→ **What is needed**: Every record below should be repeated exactly, with the pictures left out.

Dataset rows for apps and sites:
·····
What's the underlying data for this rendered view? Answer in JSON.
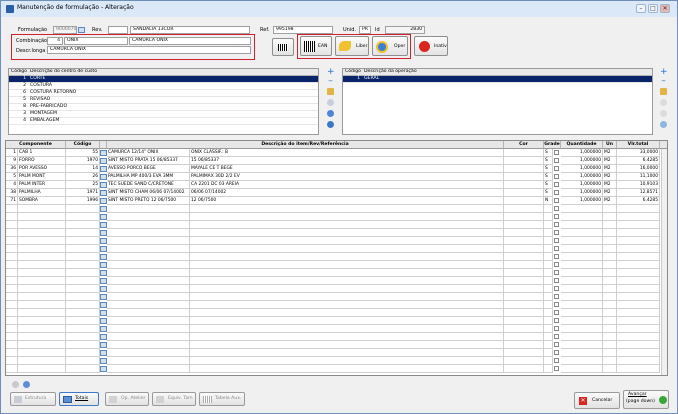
{
  "window": {
    "title": "Manutenção de formulação - Alteração",
    "controls": {
      "minimize": "–",
      "maximize": "□",
      "close": "✕"
    }
  },
  "header": {
    "formulacao_label": "Formulação",
    "formulacao_value": "9000070",
    "rev_label": "Rev.",
    "rev_value": "",
    "product_name": "SANDALIA 13COR",
    "ref_label": "Ref.",
    "ref_value": "995198",
    "unid_label": "Unid.",
    "unid_value": "PR",
    "id_label": "Id",
    "id_value": "2830"
  },
  "combination": {
    "label": "Combinação",
    "code": "4",
    "name": "ONIX",
    "color": "CAMURCA ONIX",
    "desc_label": "Descr.longa",
    "desc_value": "CAMURCA ONIX"
  },
  "toolbar": {
    "ean_label": "EAN",
    "liber_label": "Liber",
    "oper_label": "Oper",
    "inativ_label": "Inativ"
  },
  "cost_centers": {
    "col_code": "Código",
    "col_desc": "Descrição do centro de custo",
    "rows": [
      {
        "code": "1",
        "desc": "CORTE"
      },
      {
        "code": "2",
        "desc": "COSTURA"
      },
      {
        "code": "6",
        "desc": "COSTURA RETORNO"
      },
      {
        "code": "5",
        "desc": "REVISAO"
      },
      {
        "code": "8",
        "desc": "PRE-FABRICADO"
      },
      {
        "code": "3",
        "desc": "MONTAGEM"
      },
      {
        "code": "4",
        "desc": "EMBALAGEM"
      }
    ]
  },
  "operations": {
    "col_code": "Código",
    "col_desc": "Descrição da operação",
    "rows": [
      {
        "code": "1",
        "desc": "GERAL"
      }
    ]
  },
  "items": {
    "columns": {
      "componente": "Componente",
      "codigo": "Código",
      "descricao": "Descrição do item/Rev/Referência",
      "cor": "Cor",
      "grade": "Grade",
      "quantidade": "Quantidade",
      "un": "Un",
      "vlr_total": "Vlr.total"
    },
    "rows": [
      {
        "seq": "1",
        "comp": "CAB 1",
        "code": "55",
        "desc": "CAMURCA 12/14\" ONIX",
        "desc2": "ONIX CLASSIF.: B",
        "cor": "",
        "grade": "S",
        "qty": "1,000000",
        "un": "M2",
        "total": "33,0000"
      },
      {
        "seq": "9",
        "comp": "FORRO",
        "code": "1970",
        "desc": "SINT MISTO PRATA 15 06/85337",
        "desc2": "15 06/85337",
        "cor": "",
        "grade": "S",
        "qty": "1,000000",
        "un": "M2",
        "total": "6,4285"
      },
      {
        "seq": "36",
        "comp": "POR AVESSO",
        "code": "14",
        "desc": "AVESSO PORCO BEGE",
        "desc2": "MAYALE CE T BEGE",
        "cor": "",
        "grade": "S",
        "qty": "1,000000",
        "un": "M2",
        "total": "16,0000"
      },
      {
        "seq": "5",
        "comp": "PALM MONT",
        "code": "26",
        "desc": "PALMILHA MP 400/3 EVA 3MM",
        "desc2": "PALMIMAX 30D 2/2 EV",
        "cor": "",
        "grade": "S",
        "qty": "1,000000",
        "un": "M2",
        "total": "11,1000"
      },
      {
        "seq": "4",
        "comp": "PALM INTER",
        "code": "25",
        "desc": "TEC SUEDE SAND C/CRETONE",
        "desc2": "CA 2201 DC 03 AREIA",
        "cor": "",
        "grade": "S",
        "qty": "1,000000",
        "un": "M2",
        "total": "10,9103"
      },
      {
        "seq": "38",
        "comp": "PALMILHA",
        "code": "1971",
        "desc": "SINT MISTO CHAM 06/06 07/14002",
        "desc2": "06/06 07/14002",
        "cor": "",
        "grade": "S",
        "qty": "1,000000",
        "un": "M2",
        "total": "12,8571"
      },
      {
        "seq": "71",
        "comp": "SOMBRA",
        "code": "1996",
        "desc": "SINT MISTO PRETO 12 06/7500",
        "desc2": "12 06/7500",
        "cor": "",
        "grade": "N",
        "qty": "1,000000",
        "un": "M2",
        "total": "6,4285"
      }
    ]
  },
  "footer": {
    "estrutura": "Estrutura",
    "totais": "Totais",
    "op_atelier": "Op. Atelier",
    "equiv_tam": "Equiv. Tam",
    "tabela_aux": "Tabela Aux.",
    "cancelar": "Cancelar",
    "avancar": "Avançar",
    "avancar_sub": "(page down)"
  }
}
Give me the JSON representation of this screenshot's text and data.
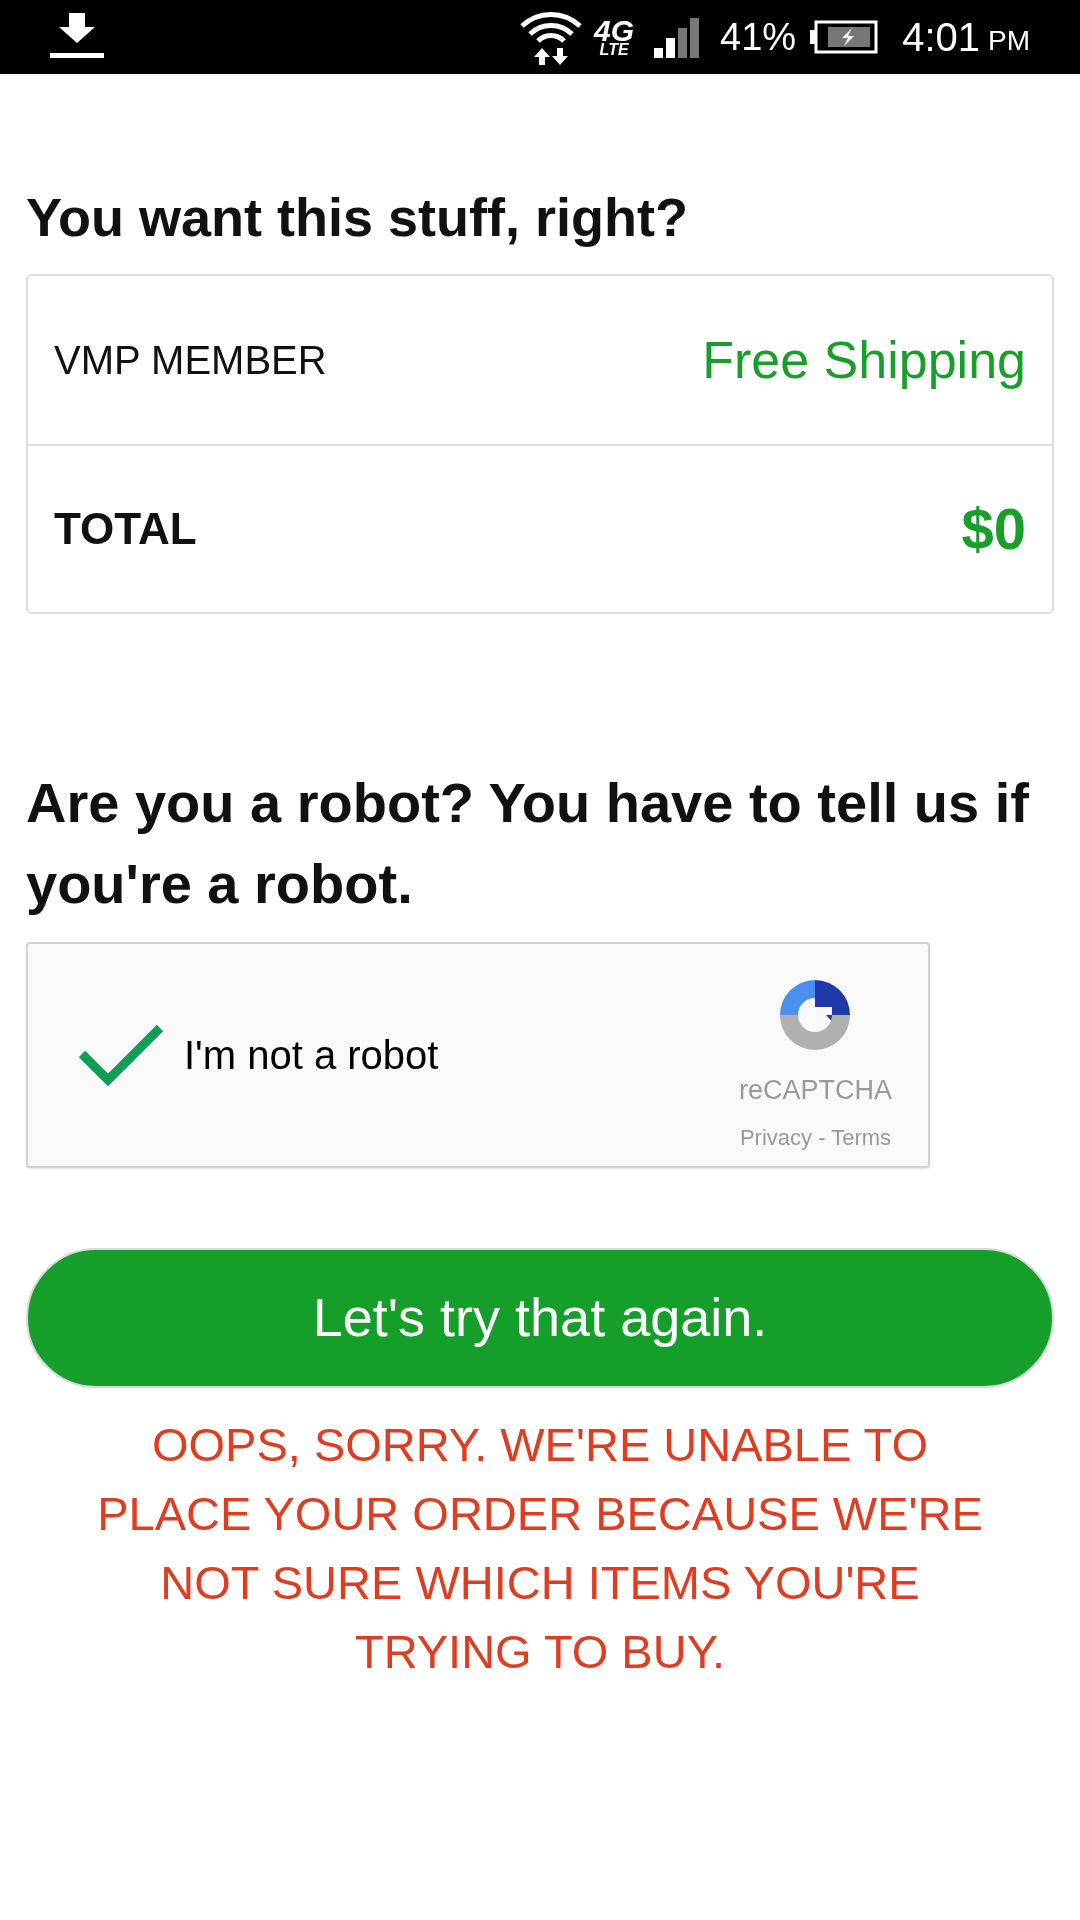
{
  "status_bar": {
    "battery": "41%",
    "time": "4:01",
    "meridiem": "PM",
    "charging": true,
    "network": "4G",
    "network_sub": "LTE"
  },
  "order": {
    "title": "You want this stuff, right?",
    "rows": [
      {
        "label": "VMP MEMBER",
        "value": "Free Shipping",
        "kind": "plain"
      },
      {
        "label": "TOTAL",
        "value": "$0",
        "kind": "total"
      }
    ]
  },
  "robot": {
    "title": "Are you a robot? You have to tell us if you're a robot.",
    "captcha": {
      "label": "I'm not a robot",
      "checked": true,
      "brand": "reCAPTCHA",
      "links": "Privacy - Terms"
    }
  },
  "submit_button": "Let's try that again.",
  "error_lines": [
    "OOPS, SORRY. WE'RE UNABLE TO",
    "PLACE YOUR ORDER BECAUSE WE'RE",
    "NOT SURE WHICH ITEMS YOU'RE",
    "TRYING TO BUY."
  ]
}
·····
→ **Result of the task**:
What's the underlying data for this rendered view? Answer in JSON.
{
  "window": {
    "title": "Manutenção de formulação - Alteração",
    "controls": {
      "minimize": "–",
      "maximize": "□",
      "close": "✕"
    }
  },
  "header": {
    "formulacao_label": "Formulação",
    "formulacao_value": "9000070",
    "rev_label": "Rev.",
    "rev_value": "",
    "product_name": "SANDALIA 13COR",
    "ref_label": "Ref.",
    "ref_value": "995198",
    "unid_label": "Unid.",
    "unid_value": "PR",
    "id_label": "Id",
    "id_value": "2830"
  },
  "combination": {
    "label": "Combinação",
    "code": "4",
    "name": "ONIX",
    "color": "CAMURCA ONIX",
    "desc_label": "Descr.longa",
    "desc_value": "CAMURCA ONIX"
  },
  "toolbar": {
    "ean_label": "EAN",
    "liber_label": "Liber",
    "oper_label": "Oper",
    "inativ_label": "Inativ"
  },
  "cost_centers": {
    "col_code": "Código",
    "col_desc": "Descrição do centro de custo",
    "rows": [
      {
        "code": "1",
        "desc": "CORTE"
      },
      {
        "code": "2",
        "desc": "COSTURA"
      },
      {
        "code": "6",
        "desc": "COSTURA RETORNO"
      },
      {
        "code": "5",
        "desc": "REVISAO"
      },
      {
        "code": "8",
        "desc": "PRE-FABRICADO"
      },
      {
        "code": "3",
        "desc": "MONTAGEM"
      },
      {
        "code": "4",
        "desc": "EMBALAGEM"
      }
    ]
  },
  "operations": {
    "col_code": "Código",
    "col_desc": "Descrição da operação",
    "rows": [
      {
        "code": "1",
        "desc": "GERAL"
      }
    ]
  },
  "items": {
    "columns": {
      "componente": "Componente",
      "codigo": "Código",
      "descricao": "Descrição do item/Rev/Referência",
      "cor": "Cor",
      "grade": "Grade",
      "quantidade": "Quantidade",
      "un": "Un",
      "vlr_total": "Vlr.total"
    },
    "rows": [
      {
        "seq": "1",
        "comp": "CAB 1",
        "code": "55",
        "desc": "CAMURCA 12/14\" ONIX",
        "desc2": "ONIX CLASSIF.: B",
        "cor": "",
        "grade": "S",
        "qty": "1,000000",
        "un": "M2",
        "total": "33,0000"
      },
      {
        "seq": "9",
        "comp": "FORRO",
        "code": "1970",
        "desc": "SINT MISTO PRATA 15 06/85337",
        "desc2": "15 06/85337",
        "cor": "",
        "grade": "S",
        "qty": "1,000000",
        "un": "M2",
        "total": "6,4285"
      },
      {
        "seq": "36",
        "comp": "POR AVESSO",
        "code": "14",
        "desc": "AVESSO PORCO BEGE",
        "desc2": "MAYALE CE T BEGE",
        "cor": "",
        "grade": "S",
        "qty": "1,000000",
        "un": "M2",
        "total": "16,0000"
      },
      {
        "seq": "5",
        "comp": "PALM MONT",
        "code": "26",
        "desc": "PALMILHA MP 400/3 EVA 3MM",
        "desc2": "PALMIMAX 30D 2/2 EV",
        "cor": "",
        "grade": "S",
        "qty": "1,000000",
        "un": "M2",
        "total": "11,1000"
      },
      {
        "seq": "4",
        "comp": "PALM INTER",
        "code": "25",
        "desc": "TEC SUEDE SAND C/CRETONE",
        "desc2": "CA 2201 DC 03 AREIA",
        "cor": "",
        "grade": "S",
        "qty": "1,000000",
        "un": "M2",
        "total": "10,9103"
      },
      {
        "seq": "38",
        "comp": "PALMILHA",
        "code": "1971",
        "desc": "SINT MISTO CHAM 06/06 07/14002",
        "desc2": "06/06 07/14002",
        "cor": "",
        "grade": "S",
        "qty": "1,000000",
        "un": "M2",
        "total": "12,8571"
      },
      {
        "seq": "71",
        "comp": "SOMBRA",
        "code": "1996",
        "desc": "SINT MISTO PRETO 12 06/7500",
        "desc2": "12 06/7500",
        "cor": "",
        "grade": "N",
        "qty": "1,000000",
        "un": "M2",
        "total": "6,4285"
      }
    ]
  },
  "footer": {
    "estrutura": "Estrutura",
    "totais": "Totais",
    "op_atelier": "Op. Atelier",
    "equiv_tam": "Equiv. Tam",
    "tabela_aux": "Tabela Aux.",
    "cancelar": "Cancelar",
    "avancar": "Avançar",
    "avancar_sub": "(page down)"
  }
}
Give me the JSON representation of this screenshot's text and data.
{
  "status_bar": {
    "battery": "41%",
    "time": "4:01",
    "meridiem": "PM",
    "charging": true,
    "network": "4G",
    "network_sub": "LTE"
  },
  "order": {
    "title": "You want this stuff, right?",
    "rows": [
      {
        "label": "VMP MEMBER",
        "value": "Free Shipping",
        "kind": "plain"
      },
      {
        "label": "TOTAL",
        "value": "$0",
        "kind": "total"
      }
    ]
  },
  "robot": {
    "title": "Are you a robot? You have to tell us if you're a robot.",
    "captcha": {
      "label": "I'm not a robot",
      "checked": true,
      "brand": "reCAPTCHA",
      "links": "Privacy - Terms"
    }
  },
  "submit_button": "Let's try that again.",
  "error_lines": [
    "OOPS, SORRY. WE'RE UNABLE TO",
    "PLACE YOUR ORDER BECAUSE WE'RE",
    "NOT SURE WHICH ITEMS YOU'RE",
    "TRYING TO BUY."
  ]
}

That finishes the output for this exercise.